Raphael packed up his truck and toured the country in 1992, and 10 months later he settled in Portland, where his brother lived. He quickly fell in love with the city’s stately Craftsman homes—and rediscovered his passion for residential design, working briefly for an architect, then for a home builder. In 1993, a friend asked Raphael to repair his front porch. One carpentry job led to another, and soon Raphael was running a small furniture-making and remodeling company, Raphael Design.
Raphael’s creative impulses arise, he says, simply from his love of wood and woodworking.
Among Raphael’s clients was an old high school friend and his wife, who’d also relocated to Portland. Pleased with Raphael’s remodel of their Laurelhurst house, the couple invited him to design and build their vacation residence in Hood River. It was an opportunity that experienced architects his age rarely encountered, and Raphael grabbed it, completing the 3,000-square-foot home by the end of 2006. “To trust me, given that I hadn’t built a house before, and let me take it to that level, was great,” he says.
That same year, it came time for his own family to put the same trust in him. He and his wife, Rachel, had purchased a double lot on Mount Tabor in 2002. After subdividing the property and renovating and selling the existing house, Raphael designed a home for the vacant corner lot. The couple’s intention was to sell it immediately, but finding it easier to design the building with a particular client in mind, Raphael tailored it to the needs of his own growing brood. By the time construction finally commenced in 2006, he and his family had decided they wanted the home for themselves.

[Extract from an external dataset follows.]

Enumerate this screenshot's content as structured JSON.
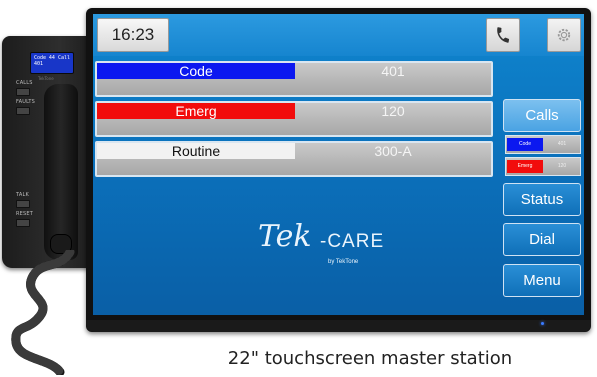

In part to maximize the home’s resale value, Raphael gave it a fairly conventional outward appearance—gable roof, cedar-shingle siding, big garage. Still, as the framing went up, his neighbors worried over whether it would fit in with the surrounding stock, which ranges from old Colonial revivals to midcentury ranches. “Before the sloped roof went on, a neighbor asked, ‘Is this going to be architectural?’—as if that was a bad word,” Raphael recalls. “My employee said to him, ‘If you’re asking whether it’s going to be nice, the answer is yes.’”